The opinion of the court was delivered by: EGAN
It is urged by the respondent that the effect of the jury verdict in the civil action for the defendant is to preclude recovery for libellant in this admiralty action. We do not agree with this contention for several reasons.
First, the claims for maintenance and cure and for injuries resulting from negligence or unseaworthiness are distinct and separate. Maintenance and cure arise from a contractual duty of the shipowner, independent of any right to recover for injury caused by negligence or unseaworthiness. Watson v. Letitia Lykes, D.C.S.D.Cal.1955, 135 F.Supp. 933, Pacific S.S. Co. v. Peterson, 1928, 278 U.S. 130, 49 S. Ct. 75, 73 L. Ed. 220.
Since the civil action was tried to a jury on the theory of negligence and unseaworthiness, a verdict for the defendant still would not bar maintenance and cure because it is only necessary that the injuries occur in the service of the ship and respondent does not have to prove culpability on the part of the shipowner. See The Mars, 3 Cir., 149 F.729. Also, seamen have recovered maintenance and cure for injuries sustained upon land while still in the service of the vessel. Warren v. United States, 340 U.S. 523, 71 S. Ct. 432, 95 L. Ed. 503.
Secondly, respondent urges that the verdict of the jury was an acceptance of its defense that the injuries were caused solely by libellant's misconduct and intoxication. However, since there were no special interrogatories addressed to the jury, the Court does not know upon what basis the jury reached a verdict for the defendant. They may have believed there was no negligence or unseaworthiness, or, on the other hand, that the injuries were caused solely by the conduct of the libellant himself. Since this admiralty action, as stated before, is separate and distinct, the Court can make its own independent findings of fact and conclusions of law.

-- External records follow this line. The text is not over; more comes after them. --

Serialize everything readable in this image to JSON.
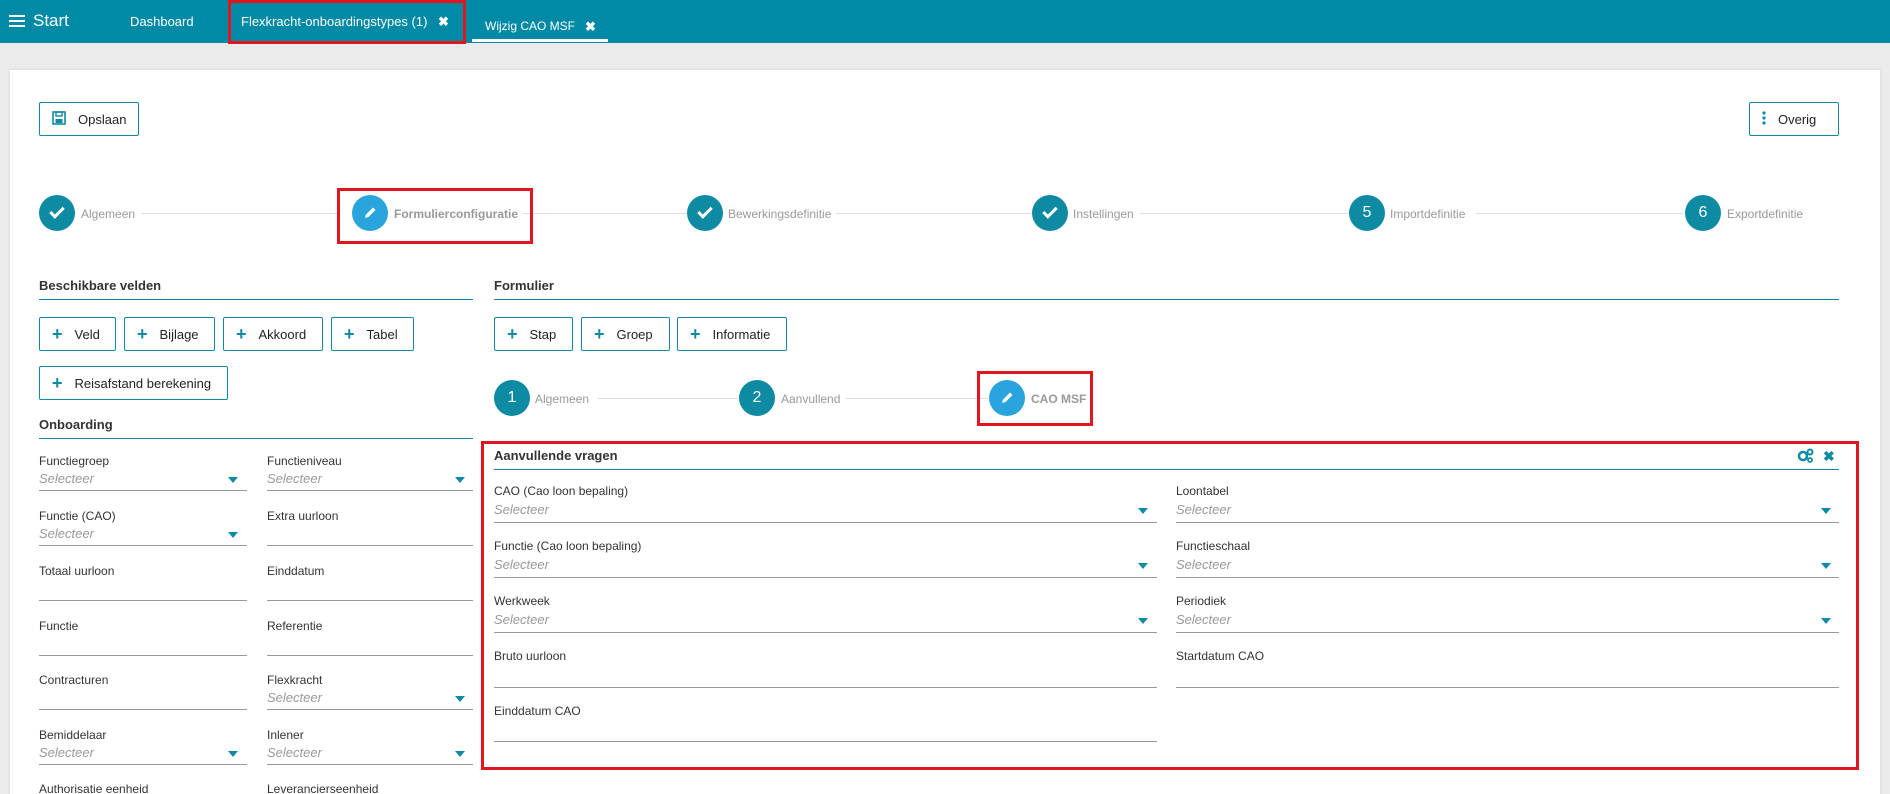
{
  "topbar": {
    "start": "Start",
    "dashboard": "Dashboard",
    "tab_onboardingtypes": "Flexkracht-onboardingstypes (1)",
    "tab_wijzig": "Wijzig CAO MSF",
    "close_glyph": "✖"
  },
  "toolbar": {
    "save": "Opslaan",
    "more": "Overig"
  },
  "wizard": [
    {
      "label": "Algemeen",
      "state": "done"
    },
    {
      "label": "Formulierconfiguratie",
      "state": "active"
    },
    {
      "label": "Bewerkingsdefinitie",
      "state": "done"
    },
    {
      "label": "Instellingen",
      "state": "done"
    },
    {
      "label": "Importdefinitie",
      "number": "5"
    },
    {
      "label": "Exportdefinitie",
      "number": "6"
    }
  ],
  "left": {
    "title": "Beschikbare velden",
    "buttons": [
      "Veld",
      "Bijlage",
      "Akkoord",
      "Tabel",
      "Reisafstand berekening"
    ],
    "onboarding_title": "Onboarding",
    "fields": [
      {
        "label": "Functiegroep",
        "placeholder": "Selecteer"
      },
      {
        "label": "Functieniveau",
        "placeholder": "Selecteer"
      },
      {
        "label": "Functie (CAO)",
        "placeholder": "Selecteer"
      },
      {
        "label": "Extra uurloon",
        "placeholder": ""
      },
      {
        "label": "Totaal uurloon",
        "placeholder": ""
      },
      {
        "label": "Einddatum",
        "placeholder": ""
      },
      {
        "label": "Functie",
        "placeholder": ""
      },
      {
        "label": "Referentie",
        "placeholder": ""
      },
      {
        "label": "Contracturen",
        "placeholder": ""
      },
      {
        "label": "Flexkracht",
        "placeholder": "Selecteer"
      },
      {
        "label": "Bemiddelaar",
        "placeholder": "Selecteer"
      },
      {
        "label": "Inlener",
        "placeholder": "Selecteer"
      },
      {
        "label": "Authorisatie eenheid",
        "placeholder": ""
      },
      {
        "label": "Leverancierseenheid",
        "placeholder": ""
      }
    ]
  },
  "form": {
    "title": "Formulier",
    "buttons": [
      "Stap",
      "Groep",
      "Informatie"
    ],
    "steps": [
      {
        "number": "1",
        "label": "Algemeen"
      },
      {
        "number": "2",
        "label": "Aanvullend"
      },
      {
        "label": "CAO MSF",
        "state": "active"
      }
    ],
    "group_title": "Aanvullende vragen",
    "group_fields": [
      {
        "label": "CAO (Cao loon bepaling)",
        "placeholder": "Selecteer"
      },
      {
        "label": "Loontabel",
        "placeholder": "Selecteer"
      },
      {
        "label": "Functie (Cao loon bepaling)",
        "placeholder": "Selecteer"
      },
      {
        "label": "Functieschaal",
        "placeholder": "Selecteer"
      },
      {
        "label": "Werkweek",
        "placeholder": "Selecteer"
      },
      {
        "label": "Periodiek",
        "placeholder": "Selecteer"
      },
      {
        "label": "Bruto uurloon",
        "placeholder": ""
      },
      {
        "label": "Startdatum CAO",
        "placeholder": ""
      },
      {
        "label": "Einddatum CAO",
        "placeholder": ""
      }
    ]
  },
  "colors": {
    "topbar": "#008aa6",
    "accent": "#0e8aa3",
    "active_step": "#29a4dd",
    "highlight": "#e0161f"
  }
}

There seems to be no dispute that libellant was injured when he fell down a ladder on the ship. However, respondent urges that libellant has forfeited his right to maintenance and cure because of his own acts of gross misconduct or deliberate indiscretions on his part.
There is a dispute as to the facts of libellant's condition prior to the accident and the other events leading up to it. Respondent alleges that libellant was 'fighting drunk' and had threatened to kill the chief steward. These are certainly serious allegations. Yet there is no entry in the log book charging him with these acts. Instead, the log book states that libellant's conduct was very good. In resolving the conflicting views as to libellant's conduct, we find that libellant was not in such a state of intoxication at the time of the accident as to bar his right to maintenance and cure.
Respondent also states that the subsequent conduct of libellant while an inpatient at the Mine-Grande Hospital resulted in a forfeiture of his right to maintenance and cure because they allege libellant rejected necessary treatment and refused to remain in the hospital and that he was discharged therefrom against the advice of the doctor. Of course, libellant denies any voluntary rejection of hospital care on his part and states that he left the hospital because an agent of the company stated that they were going to take him home to the United States for free treatment. Again, in resolving this conflict, we find that the libellant did not forfeit his right to maintenance and cure when he left the Mine-Grande Hospital in Venezuela.
Since we have found that libellant is entitled to maintenance and cure, there is still a question as to the length of time for which he is entitled to recover. The rights to maintenance and cure exist not only during the voyage but continue after, until the disabled seaman has been so far cured as possible. See Farrell v. United States, 336 U.S. 511, 69 S. Ct. 707, 93 L. Ed. 850. The fact that libellant returned to work because of economic necessity while he was in need of medical care and attention does not deprive him of his right to maintenance and cure. See Yates v. Dann, 3 Cir., 1955, 223 F.2d 64. Further, merely because libellant was issued a fit-for-duty slip does not preclude him from showing that he was under a disability during that period. See Labenz v. National Shipping & Trading Corporation, D.C.E.D.Pa.1957, 153 F.Supp. 785.
As a result of the fall on May 19, 1956, libellant suffered a fractured skull and a cerebral concussion and contusion, followed by the usual accompanying post traumatic complaints of headaches and dizziness. There was medical testimony as to other physical conditions of the libellant and also as to the possibility of cure and the duration of libellant's condition. Therefore, in evaluating all of the medical testimony, we find that libellant had reached his maximum cure on May 13, 1958 when he was re-examined by Doctor Sall, his own expert medical witness.
Libellant is entitled to maintenance and cure for the following periods of time:
(1) June 17, 1956 to July 12, 1956;
(2) September 1, 1956 to November 20, 1956;
(3) December 15, 1956 to December ...